At Zappos, for example, all new staff, regardless of role, spend time in the customer service department taking customer calls.

Many companies struggle to keep the customer at the heart of their business. Over time, processes, new staff and market changes can obscure the original vision of the business and make it difficult to be truly customer-centric.

The best customer-serving businesses keep customer feedback as close to the day-to-day operation of the business as possible, using it as a common language to encourage staff to understand the impact of their actions, and perform better.

Encouraging Feedback From a New Generation

With that mind, to enable a pro-complaint culture, CMOs must work more closely alongside customer services directors and CIOs to critically appraise their feedback mechanisms for the 21<sup>st century and shift the overall business focus from customer acquisition, to customer retention.

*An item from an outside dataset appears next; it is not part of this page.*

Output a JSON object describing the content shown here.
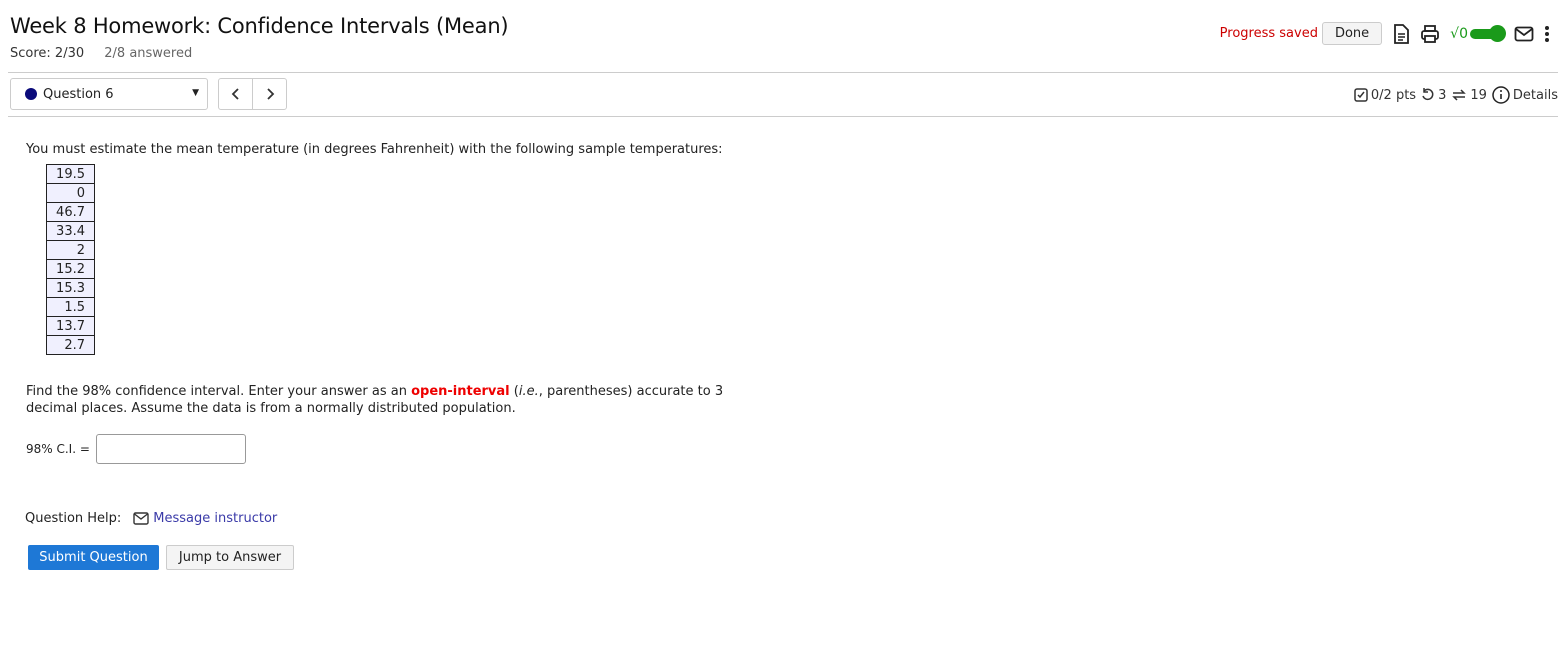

After all, acquiring new customers costs six to seven times more than maintaining existing customers (Flowtown), so it's no wonder boosting customer retention rates by just 5% can raise profits by 25% to 95% (Bain & Company).

The key is getting insights into bad feedback quickly. Customers are mobile, social, savvy and time-poor. It's time to do away with annual customer surveys and paper-based comment cards, and get quicker, smarter and more transactional about the way they seek feedback.

Once a business is in a position where it is getting insights into bad feedback and, more importantly, acting upon it, there will be a huge impact on retention, profitability, continuity and scalability.

Surprisingly it also has a positive effect on new customer acquisition. Existing customers who are delighted by a business' treatment of them will tell their friends and colleagues.

By seeking feedback from everyone who buys, positive and negative, and taking swift corrective action, we give ourselves the very best opportunity to keep customers happy and resolve issues we were previously unaware of for future customers.

Lindsay Willott is the CEO of customerthermometer.com